[Page and application data records]
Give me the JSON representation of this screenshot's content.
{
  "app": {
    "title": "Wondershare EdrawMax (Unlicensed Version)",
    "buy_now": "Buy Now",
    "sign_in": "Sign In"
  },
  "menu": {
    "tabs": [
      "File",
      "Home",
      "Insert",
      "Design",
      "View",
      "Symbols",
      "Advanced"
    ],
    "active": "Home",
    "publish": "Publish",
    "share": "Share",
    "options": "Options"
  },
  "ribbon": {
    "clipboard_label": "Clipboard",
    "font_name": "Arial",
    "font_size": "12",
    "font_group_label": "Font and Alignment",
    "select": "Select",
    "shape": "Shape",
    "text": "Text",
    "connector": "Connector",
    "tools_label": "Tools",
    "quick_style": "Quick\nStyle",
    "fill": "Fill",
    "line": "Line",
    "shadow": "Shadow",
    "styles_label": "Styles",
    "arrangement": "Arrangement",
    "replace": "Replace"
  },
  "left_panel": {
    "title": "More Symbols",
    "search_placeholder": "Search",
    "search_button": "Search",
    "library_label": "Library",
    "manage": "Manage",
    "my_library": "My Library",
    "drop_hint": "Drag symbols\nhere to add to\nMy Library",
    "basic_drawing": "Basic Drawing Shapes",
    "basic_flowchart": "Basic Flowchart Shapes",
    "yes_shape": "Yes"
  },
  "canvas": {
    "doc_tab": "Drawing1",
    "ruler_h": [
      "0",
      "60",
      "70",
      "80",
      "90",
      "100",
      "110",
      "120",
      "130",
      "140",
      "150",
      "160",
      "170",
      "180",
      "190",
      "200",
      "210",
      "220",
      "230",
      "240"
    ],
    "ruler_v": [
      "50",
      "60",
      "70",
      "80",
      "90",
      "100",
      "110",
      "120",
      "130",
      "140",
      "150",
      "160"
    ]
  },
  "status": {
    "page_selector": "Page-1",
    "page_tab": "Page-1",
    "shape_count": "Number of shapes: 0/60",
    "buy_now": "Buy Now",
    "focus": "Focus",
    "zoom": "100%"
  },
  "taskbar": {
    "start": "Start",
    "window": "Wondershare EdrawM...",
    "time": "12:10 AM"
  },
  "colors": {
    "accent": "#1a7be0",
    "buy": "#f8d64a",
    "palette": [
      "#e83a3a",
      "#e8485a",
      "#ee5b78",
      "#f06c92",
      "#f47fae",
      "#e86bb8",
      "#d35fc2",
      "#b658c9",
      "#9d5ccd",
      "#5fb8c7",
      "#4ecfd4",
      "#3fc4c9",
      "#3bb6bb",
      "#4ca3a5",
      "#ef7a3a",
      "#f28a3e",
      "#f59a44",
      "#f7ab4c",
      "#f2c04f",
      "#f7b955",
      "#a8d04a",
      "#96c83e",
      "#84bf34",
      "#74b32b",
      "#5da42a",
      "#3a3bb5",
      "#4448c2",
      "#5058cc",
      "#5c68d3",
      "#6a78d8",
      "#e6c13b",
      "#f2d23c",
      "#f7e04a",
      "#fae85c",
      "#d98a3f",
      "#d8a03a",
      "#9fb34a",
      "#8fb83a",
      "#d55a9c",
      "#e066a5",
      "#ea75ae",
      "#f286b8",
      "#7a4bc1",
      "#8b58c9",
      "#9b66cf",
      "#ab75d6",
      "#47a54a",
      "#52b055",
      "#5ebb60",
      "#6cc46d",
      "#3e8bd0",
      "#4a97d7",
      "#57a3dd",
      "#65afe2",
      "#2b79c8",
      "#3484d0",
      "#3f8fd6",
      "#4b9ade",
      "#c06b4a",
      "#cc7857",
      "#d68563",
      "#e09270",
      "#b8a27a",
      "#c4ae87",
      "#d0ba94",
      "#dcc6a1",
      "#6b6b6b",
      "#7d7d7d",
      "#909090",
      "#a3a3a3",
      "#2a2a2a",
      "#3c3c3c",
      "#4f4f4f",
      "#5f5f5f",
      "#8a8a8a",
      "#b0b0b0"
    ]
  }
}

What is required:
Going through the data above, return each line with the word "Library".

Answer box:
    "library_label": "Library",
    "my_library": "My Library",
    "drop_hint": "Drag symbols\nhere to add to\nMy Library",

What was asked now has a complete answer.